▸ WHAT YOU HAVE TO DO
Whenever a line of the data below holds the string "true", copy that line.
*** Opening of MATERIAL PROVIDED ***
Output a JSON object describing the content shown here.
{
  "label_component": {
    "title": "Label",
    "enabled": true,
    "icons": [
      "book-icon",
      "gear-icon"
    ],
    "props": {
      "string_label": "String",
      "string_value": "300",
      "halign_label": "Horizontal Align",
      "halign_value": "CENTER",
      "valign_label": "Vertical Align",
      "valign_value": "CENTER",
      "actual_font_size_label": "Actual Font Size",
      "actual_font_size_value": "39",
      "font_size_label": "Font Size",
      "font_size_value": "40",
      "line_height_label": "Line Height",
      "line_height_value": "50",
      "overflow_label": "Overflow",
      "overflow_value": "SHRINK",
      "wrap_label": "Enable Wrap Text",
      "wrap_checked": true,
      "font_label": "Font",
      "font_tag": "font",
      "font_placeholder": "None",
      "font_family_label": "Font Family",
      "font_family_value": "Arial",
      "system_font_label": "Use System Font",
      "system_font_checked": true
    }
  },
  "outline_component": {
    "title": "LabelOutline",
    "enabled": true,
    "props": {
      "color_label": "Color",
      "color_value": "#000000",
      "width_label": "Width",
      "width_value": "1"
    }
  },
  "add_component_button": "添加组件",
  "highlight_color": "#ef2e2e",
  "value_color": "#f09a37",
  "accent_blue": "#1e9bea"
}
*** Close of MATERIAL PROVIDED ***
▸ RESULT OF THIS TASK
    "enabled": true,
      "wrap_checked": true,
      "system_font_checked": true
    "enabled": true,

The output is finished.